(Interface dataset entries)
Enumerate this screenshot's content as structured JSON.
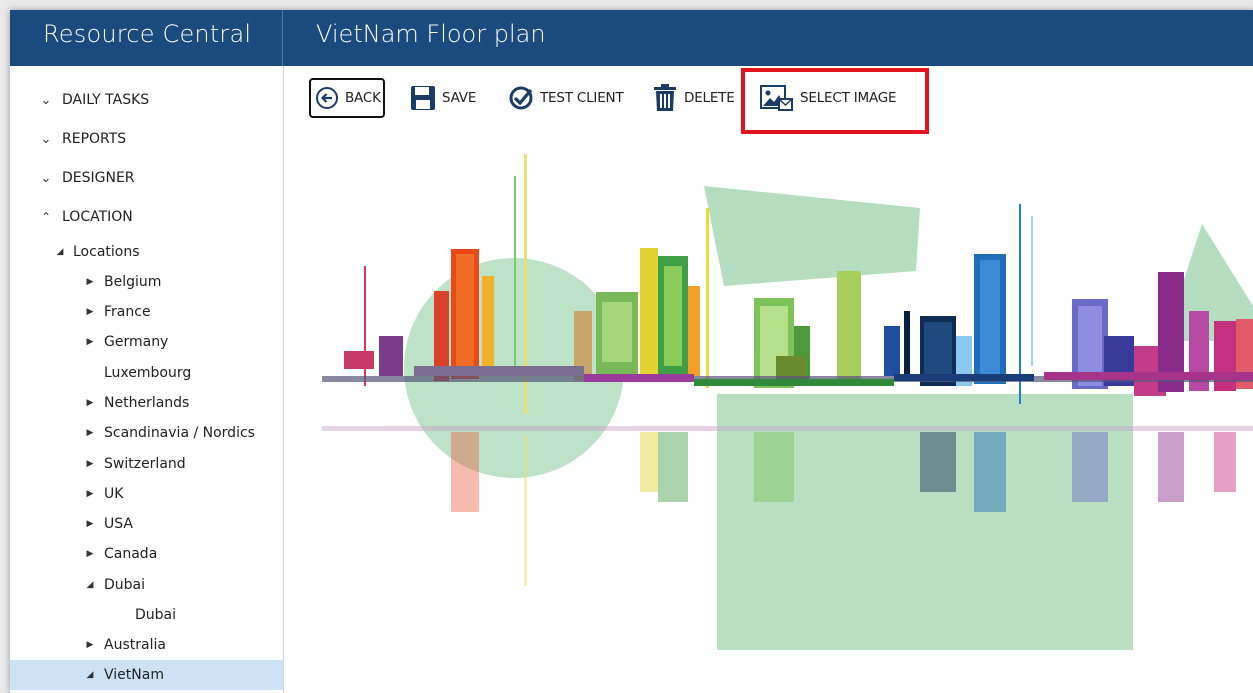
{
  "app": {
    "title": "Resource Central"
  },
  "page": {
    "title": "VietNam Floor plan"
  },
  "sidebar": {
    "sections": [
      {
        "label": "DAILY TASKS",
        "expanded": false
      },
      {
        "label": "REPORTS",
        "expanded": false
      },
      {
        "label": "DESIGNER",
        "expanded": false
      },
      {
        "label": "LOCATION",
        "expanded": true
      }
    ],
    "tree": {
      "root": "Locations",
      "items": [
        {
          "label": "Belgium",
          "state": "collapsed"
        },
        {
          "label": "France",
          "state": "collapsed"
        },
        {
          "label": "Germany",
          "state": "collapsed"
        },
        {
          "label": "Luxembourg",
          "state": "leaf"
        },
        {
          "label": "Netherlands",
          "state": "collapsed"
        },
        {
          "label": "Scandinavia / Nordics",
          "state": "collapsed"
        },
        {
          "label": "Switzerland",
          "state": "collapsed"
        },
        {
          "label": "UK",
          "state": "collapsed"
        },
        {
          "label": "USA",
          "state": "collapsed"
        },
        {
          "label": "Canada",
          "state": "collapsed"
        },
        {
          "label": "Dubai",
          "state": "expanded"
        },
        {
          "label": "Dubai",
          "state": "child"
        },
        {
          "label": "Australia",
          "state": "collapsed"
        },
        {
          "label": "VietNam",
          "state": "expanded",
          "selected": true
        }
      ]
    }
  },
  "toolbar": {
    "back_label": "BACK",
    "save_label": "SAVE",
    "test_client_label": "TEST CLIENT",
    "delete_label": "DELETE",
    "select_image_label": "SELECT IMAGE"
  },
  "icons": {
    "chevron_down": "chevron-down-icon",
    "chevron_up": "chevron-up-icon",
    "tree_expanded": "triangle-down-icon",
    "tree_collapsed": "triangle-right-icon"
  },
  "colors": {
    "header_bg": "#1b4a7e",
    "selected_bg": "#cde3f5",
    "highlight": "#e3141f"
  }
}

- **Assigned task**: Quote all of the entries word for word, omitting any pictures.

- **Result of the exercise**:
Enumerate this screenshot's content as structured JSON.
{
  "app": {
    "title": "Resource Central"
  },
  "page": {
    "title": "VietNam Floor plan"
  },
  "sidebar": {
    "sections": [
      {
        "label": "DAILY TASKS",
        "expanded": false
      },
      {
        "label": "REPORTS",
        "expanded": false
      },
      {
        "label": "DESIGNER",
        "expanded": false
      },
      {
        "label": "LOCATION",
        "expanded": true
      }
    ],
    "tree": {
      "root": "Locations",
      "items": [
        {
          "label": "Belgium",
          "state": "collapsed"
        },
        {
          "label": "France",
          "state": "collapsed"
        },
        {
          "label": "Germany",
          "state": "collapsed"
        },
        {
          "label": "Luxembourg",
          "state": "leaf"
        },
        {
          "label": "Netherlands",
          "state": "collapsed"
        },
        {
          "label": "Scandinavia / Nordics",
          "state": "collapsed"
        },
        {
          "label": "Switzerland",
          "state": "collapsed"
        },
        {
          "label": "UK",
          "state": "collapsed"
        },
        {
          "label": "USA",
          "state": "collapsed"
        },
        {
          "label": "Canada",
          "state": "collapsed"
        },
        {
          "label": "Dubai",
          "state": "expanded"
        },
        {
          "label": "Dubai",
          "state": "child"
        },
        {
          "label": "Australia",
          "state": "collapsed"
        },
        {
          "label": "VietNam",
          "state": "expanded",
          "selected": true
        }
      ]
    }
  },
  "toolbar": {
    "back_label": "BACK",
    "save_label": "SAVE",
    "test_client_label": "TEST CLIENT",
    "delete_label": "DELETE",
    "select_image_label": "SELECT IMAGE"
  },
  "icons": {
    "chevron_down": "chevron-down-icon",
    "chevron_up": "chevron-up-icon",
    "tree_expanded": "triangle-down-icon",
    "tree_collapsed": "triangle-right-icon"
  },
  "colors": {
    "header_bg": "#1b4a7e",
    "selected_bg": "#cde3f5",
    "highlight": "#e3141f"
  }
}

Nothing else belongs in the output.